Men's Mental Health - Breaking the Stigma and Promoting Wellness

This week the spotlight is on Men’s Mental Health. An area that is all too often hiding in the shadows. An issue that affects many, but is often unspoken, unacknowledged, and under-reported.

So how did this happen?

We know that there are many unhealthy stereotypes and standards surrounding what it means to be “a man”. To be “tough”, “strong”, and to provide for others no matter the cost. You may have heard common phrases such as “man up”, “suck it up” or “eat a tablespoon of concrete and harden up” which reflect this very issue.

Maybe you have even heard these words of “advice” when you were trying to open up to someone.

Therefore on the flipside, speaking about emotions or hardships may be seen as weak and or a failure against these standards. This can create a fear of judgment and or shame for even having struggles in the first place.

Because of these factors, men often quietly suffer in silence, or put off – or may never – seek help. Whether that’s from friends, family, or a professional, we know that men are less likely to speak up.

Okay so we can’t “just get on with it”… Why is this such a problem?

We know that over 75% of those who take their own lives are male. 

We also know that suicide is the leading cause of death in males under 45 years of age.

Furthermore, those who identify as gay, bisexual, transgender or intersex are at higher risk of suicide and are four times more likely to have attempted suicide.

I really want to help, what can I do?

You may know you disagree with these stereotypes and want to make a change. While social shifts in attitudes take lots (and lots!) of time, we know that even small changes can have huge effects on these issues.

You can start by checking in on your mates by asking how they are, or share with them any observations about how they are coping that have made you concerned. 

While you may be worried that asking about self-harm or suicidal thoughts may increase someone’s risk of suicide, we know this is a myth now. Speaking about these topics openly is incredibly powerful and the first step to someone getting help. 

By listening closely and giving them your full attention, you can help them feel safe to open up and more hopeful about making changes.

If they do confide they are having an issue, it’s important to encourage them to take action.
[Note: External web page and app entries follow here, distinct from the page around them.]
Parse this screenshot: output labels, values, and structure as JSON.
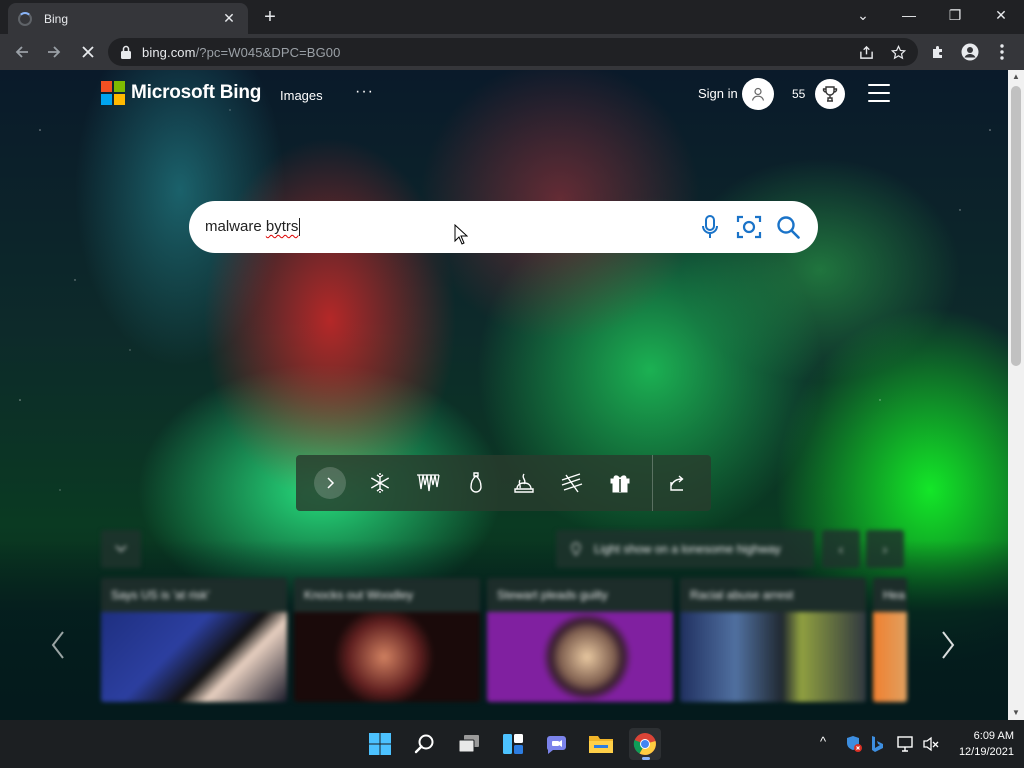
{
  "browser": {
    "tab_title": "Bing",
    "tab_close": "✕",
    "new_tab": "+",
    "url_host": "bing.com",
    "url_path": "/?pc=W045&DPC=BG00",
    "window_controls": [
      "⌄",
      "—",
      "❐",
      "✕"
    ]
  },
  "bing": {
    "logo_text": "Microsoft Bing",
    "nav_images": "Images",
    "nav_more": "···",
    "sign_in": "Sign in",
    "rewards_points": "55",
    "logo_colors": [
      "#f25022",
      "#7fba00",
      "#00a4ef",
      "#ffb900"
    ]
  },
  "search": {
    "text_plain": "malware ",
    "text_misspelled": "bytrs"
  },
  "theme_icons": [
    "chevron-right-icon",
    "snowflake-icon",
    "icicles-icon",
    "ornament-icon",
    "fireplace-icon",
    "sled-icon",
    "gift-icon",
    "share-icon"
  ],
  "image_caption": "Light show on a lonesome highway",
  "news": [
    {
      "title": "Says US is 'at risk'"
    },
    {
      "title": "Knocks out Woodley"
    },
    {
      "title": "Stewart pleads guilty"
    },
    {
      "title": "Racial abuse arrest"
    },
    {
      "title": "Hea"
    }
  ],
  "clock": {
    "time": "6:09 AM",
    "date": "12/19/2021"
  },
  "tray": {
    "chevron": "^"
  }
}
Whether that’s to do something immediate to improve their mood, like going for a walk, or encouraging them to get professional help such as from a crisis service (LifeLine, Beyond Blue, Suicide Callback Service), these will all make a difference. 
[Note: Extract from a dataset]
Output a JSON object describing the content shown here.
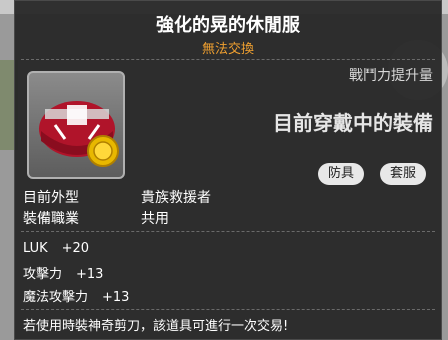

Lastly, it’s all about following up and checking in with them regularly about their action plan/s to feel better. 

Keep in mind that if you also have the courage to speak up, this can inspire and move others around you. Through moments of vulnerability and deep trust we build closer relationships with those around us and break through stereotypes.

What about professional help?

At Mind Up, we are all committed to breaking the stigma around male’s mental health, and provide a safe, non-judgemental environment for you to share in. We are trained in working with many common difficulties that men are facing today, such as family and relationship difficulties, workplace and financial stress, anxiety and depression, suicidality, substance issues, loneliness and social isolation, anger management, trauma, and grief.